» **WORKING DATA**
◆ ◆ ◆
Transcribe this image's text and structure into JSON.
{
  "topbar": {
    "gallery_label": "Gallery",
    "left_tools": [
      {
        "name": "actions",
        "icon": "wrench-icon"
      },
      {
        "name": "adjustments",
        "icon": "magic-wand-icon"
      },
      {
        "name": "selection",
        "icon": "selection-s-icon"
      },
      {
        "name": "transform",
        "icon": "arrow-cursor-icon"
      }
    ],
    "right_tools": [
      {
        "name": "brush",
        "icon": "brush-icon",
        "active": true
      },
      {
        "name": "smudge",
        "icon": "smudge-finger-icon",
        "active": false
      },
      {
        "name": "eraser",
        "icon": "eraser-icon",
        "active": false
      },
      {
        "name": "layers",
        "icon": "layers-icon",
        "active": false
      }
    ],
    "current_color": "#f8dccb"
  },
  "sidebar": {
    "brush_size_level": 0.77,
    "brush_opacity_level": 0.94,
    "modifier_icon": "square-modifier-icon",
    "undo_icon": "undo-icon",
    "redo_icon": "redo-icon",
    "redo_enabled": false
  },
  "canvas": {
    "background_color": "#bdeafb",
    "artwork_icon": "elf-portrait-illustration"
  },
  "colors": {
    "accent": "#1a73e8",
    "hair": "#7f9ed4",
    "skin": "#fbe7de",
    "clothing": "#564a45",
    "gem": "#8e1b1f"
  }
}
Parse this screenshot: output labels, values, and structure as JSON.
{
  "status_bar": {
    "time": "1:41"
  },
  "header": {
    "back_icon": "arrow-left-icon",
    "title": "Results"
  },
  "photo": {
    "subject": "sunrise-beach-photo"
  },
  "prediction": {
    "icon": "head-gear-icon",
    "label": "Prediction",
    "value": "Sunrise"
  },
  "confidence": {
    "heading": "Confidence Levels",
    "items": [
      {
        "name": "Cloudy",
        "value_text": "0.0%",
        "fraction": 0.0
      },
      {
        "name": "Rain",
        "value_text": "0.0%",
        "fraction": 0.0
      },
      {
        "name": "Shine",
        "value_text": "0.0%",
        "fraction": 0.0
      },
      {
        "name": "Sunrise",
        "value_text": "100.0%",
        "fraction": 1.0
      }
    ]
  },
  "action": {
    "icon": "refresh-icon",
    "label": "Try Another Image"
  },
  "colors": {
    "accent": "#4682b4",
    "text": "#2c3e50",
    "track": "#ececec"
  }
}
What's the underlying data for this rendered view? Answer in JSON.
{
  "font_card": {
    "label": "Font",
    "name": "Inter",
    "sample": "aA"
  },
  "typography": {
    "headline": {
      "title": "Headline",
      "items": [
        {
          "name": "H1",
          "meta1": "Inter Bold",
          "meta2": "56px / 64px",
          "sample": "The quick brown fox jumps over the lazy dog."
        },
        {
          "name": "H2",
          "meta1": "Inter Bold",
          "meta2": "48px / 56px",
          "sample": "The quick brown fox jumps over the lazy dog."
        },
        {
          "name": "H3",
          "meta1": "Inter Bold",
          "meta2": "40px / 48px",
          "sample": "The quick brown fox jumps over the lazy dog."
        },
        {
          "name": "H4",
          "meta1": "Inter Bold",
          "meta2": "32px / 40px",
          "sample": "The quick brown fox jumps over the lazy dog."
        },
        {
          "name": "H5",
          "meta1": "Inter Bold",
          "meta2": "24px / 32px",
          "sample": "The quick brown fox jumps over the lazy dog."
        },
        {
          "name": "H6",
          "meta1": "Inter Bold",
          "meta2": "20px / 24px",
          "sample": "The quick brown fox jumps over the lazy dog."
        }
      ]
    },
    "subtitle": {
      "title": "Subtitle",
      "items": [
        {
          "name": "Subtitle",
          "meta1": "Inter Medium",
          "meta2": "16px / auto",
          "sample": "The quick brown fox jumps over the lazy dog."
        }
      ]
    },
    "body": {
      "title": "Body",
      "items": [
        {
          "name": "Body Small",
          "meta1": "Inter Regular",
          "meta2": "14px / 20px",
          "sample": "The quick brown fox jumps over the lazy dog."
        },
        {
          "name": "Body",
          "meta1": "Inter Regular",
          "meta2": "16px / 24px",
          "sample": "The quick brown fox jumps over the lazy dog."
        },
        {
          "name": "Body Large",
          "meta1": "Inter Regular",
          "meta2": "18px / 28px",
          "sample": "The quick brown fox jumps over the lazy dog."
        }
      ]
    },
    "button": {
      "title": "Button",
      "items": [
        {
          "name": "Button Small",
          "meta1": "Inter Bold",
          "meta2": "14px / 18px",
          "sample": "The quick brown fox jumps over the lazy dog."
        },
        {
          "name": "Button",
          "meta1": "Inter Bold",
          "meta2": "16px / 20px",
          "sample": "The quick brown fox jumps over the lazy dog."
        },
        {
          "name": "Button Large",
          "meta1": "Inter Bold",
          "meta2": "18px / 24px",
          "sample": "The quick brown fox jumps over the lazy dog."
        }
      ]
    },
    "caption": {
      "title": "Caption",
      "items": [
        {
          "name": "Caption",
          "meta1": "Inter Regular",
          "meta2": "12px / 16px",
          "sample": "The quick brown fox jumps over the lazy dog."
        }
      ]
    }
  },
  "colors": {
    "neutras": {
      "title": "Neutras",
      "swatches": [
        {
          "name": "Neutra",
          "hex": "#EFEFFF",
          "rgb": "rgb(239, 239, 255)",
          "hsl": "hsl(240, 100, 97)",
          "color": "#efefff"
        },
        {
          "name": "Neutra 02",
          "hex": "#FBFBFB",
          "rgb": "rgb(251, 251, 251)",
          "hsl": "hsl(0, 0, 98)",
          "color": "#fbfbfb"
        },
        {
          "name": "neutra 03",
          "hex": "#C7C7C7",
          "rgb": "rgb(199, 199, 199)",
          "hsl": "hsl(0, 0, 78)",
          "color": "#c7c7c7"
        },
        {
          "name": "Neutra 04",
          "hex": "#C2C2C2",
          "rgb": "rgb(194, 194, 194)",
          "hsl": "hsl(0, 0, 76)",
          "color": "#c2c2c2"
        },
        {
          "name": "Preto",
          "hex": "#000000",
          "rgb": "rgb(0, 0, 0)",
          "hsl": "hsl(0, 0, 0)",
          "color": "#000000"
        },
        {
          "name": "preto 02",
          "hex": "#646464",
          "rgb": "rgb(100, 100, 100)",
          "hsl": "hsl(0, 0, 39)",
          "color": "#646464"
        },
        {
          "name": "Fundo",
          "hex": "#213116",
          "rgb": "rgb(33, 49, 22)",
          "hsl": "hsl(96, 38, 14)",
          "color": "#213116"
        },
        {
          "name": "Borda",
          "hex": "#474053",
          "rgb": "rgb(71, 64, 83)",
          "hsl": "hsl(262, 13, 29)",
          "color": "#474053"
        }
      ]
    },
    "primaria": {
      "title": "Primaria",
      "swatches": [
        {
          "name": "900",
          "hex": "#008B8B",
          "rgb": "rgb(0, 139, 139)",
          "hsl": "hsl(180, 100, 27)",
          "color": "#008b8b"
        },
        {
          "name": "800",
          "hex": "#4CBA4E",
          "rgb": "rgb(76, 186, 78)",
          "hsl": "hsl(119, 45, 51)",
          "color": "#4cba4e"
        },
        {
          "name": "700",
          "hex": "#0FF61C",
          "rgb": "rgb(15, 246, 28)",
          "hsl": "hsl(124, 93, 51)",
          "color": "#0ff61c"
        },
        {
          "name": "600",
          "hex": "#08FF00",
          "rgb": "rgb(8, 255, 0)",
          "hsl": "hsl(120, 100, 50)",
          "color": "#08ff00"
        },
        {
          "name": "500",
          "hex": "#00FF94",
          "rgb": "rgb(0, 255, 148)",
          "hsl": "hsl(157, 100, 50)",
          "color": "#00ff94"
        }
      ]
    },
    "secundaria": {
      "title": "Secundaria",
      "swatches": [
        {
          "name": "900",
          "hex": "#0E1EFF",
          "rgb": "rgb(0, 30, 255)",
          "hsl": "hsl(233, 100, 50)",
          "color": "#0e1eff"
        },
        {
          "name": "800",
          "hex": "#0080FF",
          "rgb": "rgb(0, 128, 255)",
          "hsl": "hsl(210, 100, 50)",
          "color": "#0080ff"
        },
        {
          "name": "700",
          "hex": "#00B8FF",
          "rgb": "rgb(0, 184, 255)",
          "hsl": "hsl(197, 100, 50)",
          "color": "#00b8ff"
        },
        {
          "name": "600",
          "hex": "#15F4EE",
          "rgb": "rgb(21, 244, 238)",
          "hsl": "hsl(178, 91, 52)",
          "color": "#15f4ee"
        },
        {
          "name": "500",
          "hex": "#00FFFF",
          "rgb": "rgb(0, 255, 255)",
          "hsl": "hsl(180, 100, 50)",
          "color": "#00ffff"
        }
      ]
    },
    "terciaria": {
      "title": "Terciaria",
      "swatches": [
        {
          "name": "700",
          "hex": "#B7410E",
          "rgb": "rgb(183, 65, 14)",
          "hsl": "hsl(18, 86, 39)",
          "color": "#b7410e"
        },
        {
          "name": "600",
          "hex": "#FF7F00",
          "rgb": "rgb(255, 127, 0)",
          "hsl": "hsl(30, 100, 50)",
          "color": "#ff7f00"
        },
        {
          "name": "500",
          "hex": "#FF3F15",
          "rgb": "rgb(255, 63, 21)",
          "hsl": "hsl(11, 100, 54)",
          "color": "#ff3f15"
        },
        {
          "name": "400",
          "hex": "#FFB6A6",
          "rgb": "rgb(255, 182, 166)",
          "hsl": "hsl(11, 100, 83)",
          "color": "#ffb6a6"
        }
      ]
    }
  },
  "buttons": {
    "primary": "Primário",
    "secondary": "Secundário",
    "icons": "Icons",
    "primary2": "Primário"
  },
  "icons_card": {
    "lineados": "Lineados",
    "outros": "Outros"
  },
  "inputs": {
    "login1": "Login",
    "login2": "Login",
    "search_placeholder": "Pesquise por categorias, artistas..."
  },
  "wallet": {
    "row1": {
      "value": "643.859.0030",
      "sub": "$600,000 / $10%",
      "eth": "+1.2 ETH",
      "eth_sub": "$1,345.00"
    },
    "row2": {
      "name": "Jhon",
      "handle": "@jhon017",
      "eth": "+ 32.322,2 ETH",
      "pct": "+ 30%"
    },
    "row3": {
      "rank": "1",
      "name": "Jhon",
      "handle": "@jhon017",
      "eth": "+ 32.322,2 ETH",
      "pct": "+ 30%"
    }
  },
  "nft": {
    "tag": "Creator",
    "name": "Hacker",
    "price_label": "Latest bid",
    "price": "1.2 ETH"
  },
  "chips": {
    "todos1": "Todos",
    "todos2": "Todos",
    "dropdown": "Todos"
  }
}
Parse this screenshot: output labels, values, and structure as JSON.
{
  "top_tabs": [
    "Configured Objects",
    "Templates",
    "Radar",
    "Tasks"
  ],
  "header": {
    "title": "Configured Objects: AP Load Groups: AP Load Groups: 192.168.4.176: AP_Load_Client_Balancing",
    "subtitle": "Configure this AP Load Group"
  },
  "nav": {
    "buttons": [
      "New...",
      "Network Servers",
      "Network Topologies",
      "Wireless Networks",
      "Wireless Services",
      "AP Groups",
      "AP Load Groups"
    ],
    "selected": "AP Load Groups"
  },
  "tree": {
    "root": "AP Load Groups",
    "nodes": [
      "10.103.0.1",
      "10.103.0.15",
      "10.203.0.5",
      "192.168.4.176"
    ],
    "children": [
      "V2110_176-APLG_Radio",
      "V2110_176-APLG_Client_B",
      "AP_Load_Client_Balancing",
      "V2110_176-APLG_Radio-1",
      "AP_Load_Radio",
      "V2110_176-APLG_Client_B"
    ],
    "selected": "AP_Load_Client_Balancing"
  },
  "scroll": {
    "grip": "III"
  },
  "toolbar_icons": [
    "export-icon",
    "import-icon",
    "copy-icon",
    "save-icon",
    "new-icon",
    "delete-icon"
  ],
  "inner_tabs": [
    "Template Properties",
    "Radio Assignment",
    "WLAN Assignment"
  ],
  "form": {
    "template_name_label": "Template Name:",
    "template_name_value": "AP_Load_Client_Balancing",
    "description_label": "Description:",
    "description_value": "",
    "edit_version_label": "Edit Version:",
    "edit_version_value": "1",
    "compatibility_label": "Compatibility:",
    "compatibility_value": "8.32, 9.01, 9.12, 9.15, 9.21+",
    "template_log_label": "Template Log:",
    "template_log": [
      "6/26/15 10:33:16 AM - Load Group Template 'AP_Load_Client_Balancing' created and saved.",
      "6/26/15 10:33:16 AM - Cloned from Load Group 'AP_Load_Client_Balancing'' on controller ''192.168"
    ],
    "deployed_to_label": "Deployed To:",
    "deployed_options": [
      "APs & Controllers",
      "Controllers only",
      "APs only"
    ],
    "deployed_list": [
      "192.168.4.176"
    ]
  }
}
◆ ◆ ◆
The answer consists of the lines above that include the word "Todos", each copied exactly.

» **EXERCISE OUTPUT**
    "todos1": "Todos",
    "todos2": "Todos",
    "dropdown": "Todos"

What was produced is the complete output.